◆ **DATASET RECORDS**
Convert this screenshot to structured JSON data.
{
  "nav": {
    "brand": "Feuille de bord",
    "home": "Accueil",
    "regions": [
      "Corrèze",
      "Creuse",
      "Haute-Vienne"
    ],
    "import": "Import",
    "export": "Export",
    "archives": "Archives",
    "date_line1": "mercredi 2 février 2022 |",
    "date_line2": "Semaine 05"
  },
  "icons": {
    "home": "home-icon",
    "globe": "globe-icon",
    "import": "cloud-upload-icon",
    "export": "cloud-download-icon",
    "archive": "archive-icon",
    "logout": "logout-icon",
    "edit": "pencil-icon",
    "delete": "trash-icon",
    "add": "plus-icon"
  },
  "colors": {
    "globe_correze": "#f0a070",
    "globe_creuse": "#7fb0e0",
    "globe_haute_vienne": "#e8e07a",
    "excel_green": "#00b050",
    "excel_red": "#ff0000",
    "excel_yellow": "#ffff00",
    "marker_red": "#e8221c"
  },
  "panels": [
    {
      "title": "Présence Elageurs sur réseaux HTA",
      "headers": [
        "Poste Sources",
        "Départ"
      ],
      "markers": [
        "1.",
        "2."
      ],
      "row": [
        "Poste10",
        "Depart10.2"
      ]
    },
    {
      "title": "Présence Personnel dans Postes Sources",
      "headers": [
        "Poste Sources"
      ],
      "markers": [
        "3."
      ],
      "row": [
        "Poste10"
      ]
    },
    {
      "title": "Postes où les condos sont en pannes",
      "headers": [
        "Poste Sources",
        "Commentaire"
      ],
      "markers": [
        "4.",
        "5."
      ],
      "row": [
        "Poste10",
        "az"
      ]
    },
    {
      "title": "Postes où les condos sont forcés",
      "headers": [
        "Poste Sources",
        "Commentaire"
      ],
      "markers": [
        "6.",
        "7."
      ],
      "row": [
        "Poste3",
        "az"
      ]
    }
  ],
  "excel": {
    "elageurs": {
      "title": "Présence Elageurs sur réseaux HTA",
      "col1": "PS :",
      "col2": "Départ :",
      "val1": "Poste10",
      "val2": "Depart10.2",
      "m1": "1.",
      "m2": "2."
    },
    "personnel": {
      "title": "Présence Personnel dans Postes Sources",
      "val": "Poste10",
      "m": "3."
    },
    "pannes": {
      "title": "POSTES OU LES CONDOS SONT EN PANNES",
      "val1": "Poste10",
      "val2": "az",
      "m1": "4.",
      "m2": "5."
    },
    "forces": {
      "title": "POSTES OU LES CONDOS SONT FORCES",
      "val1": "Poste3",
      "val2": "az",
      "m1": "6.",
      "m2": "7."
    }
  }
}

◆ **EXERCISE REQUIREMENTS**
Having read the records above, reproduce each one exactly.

◆ **SOLUTION TO THE EXERCISE**
Convert this screenshot to structured JSON data.
{
  "nav": {
    "brand": "Feuille de bord",
    "home": "Accueil",
    "regions": [
      "Corrèze",
      "Creuse",
      "Haute-Vienne"
    ],
    "import": "Import",
    "export": "Export",
    "archives": "Archives",
    "date_line1": "mercredi 2 février 2022 |",
    "date_line2": "Semaine 05"
  },
  "icons": {
    "home": "home-icon",
    "globe": "globe-icon",
    "import": "cloud-upload-icon",
    "export": "cloud-download-icon",
    "archive": "archive-icon",
    "logout": "logout-icon",
    "edit": "pencil-icon",
    "delete": "trash-icon",
    "add": "plus-icon"
  },
  "colors": {
    "globe_correze": "#f0a070",
    "globe_creuse": "#7fb0e0",
    "globe_haute_vienne": "#e8e07a",
    "excel_green": "#00b050",
    "excel_red": "#ff0000",
    "excel_yellow": "#ffff00",
    "marker_red": "#e8221c"
  },
  "panels": [
    {
      "title": "Présence Elageurs sur réseaux HTA",
      "headers": [
        "Poste Sources",
        "Départ"
      ],
      "markers": [
        "1.",
        "2."
      ],
      "row": [
        "Poste10",
        "Depart10.2"
      ]
    },
    {
      "title": "Présence Personnel dans Postes Sources",
      "headers": [
        "Poste Sources"
      ],
      "markers": [
        "3."
      ],
      "row": [
        "Poste10"
      ]
    },
    {
      "title": "Postes où les condos sont en pannes",
      "headers": [
        "Poste Sources",
        "Commentaire"
      ],
      "markers": [
        "4.",
        "5."
      ],
      "row": [
        "Poste10",
        "az"
      ]
    },
    {
      "title": "Postes où les condos sont forcés",
      "headers": [
        "Poste Sources",
        "Commentaire"
      ],
      "markers": [
        "6.",
        "7."
      ],
      "row": [
        "Poste3",
        "az"
      ]
    }
  ],
  "excel": {
    "elageurs": {
      "title": "Présence Elageurs sur réseaux HTA",
      "col1": "PS :",
      "col2": "Départ :",
      "val1": "Poste10",
      "val2": "Depart10.2",
      "m1": "1.",
      "m2": "2."
    },
    "personnel": {
      "title": "Présence Personnel dans Postes Sources",
      "val": "Poste10",
      "m": "3."
    },
    "pannes": {
      "title": "POSTES OU LES CONDOS SONT EN PANNES",
      "val1": "Poste10",
      "val2": "az",
      "m1": "4.",
      "m2": "5."
    },
    "forces": {
      "title": "POSTES OU LES CONDOS SONT FORCES",
      "val1": "Poste3",
      "val2": "az",
      "m1": "6.",
      "m2": "7."
    }
  }
}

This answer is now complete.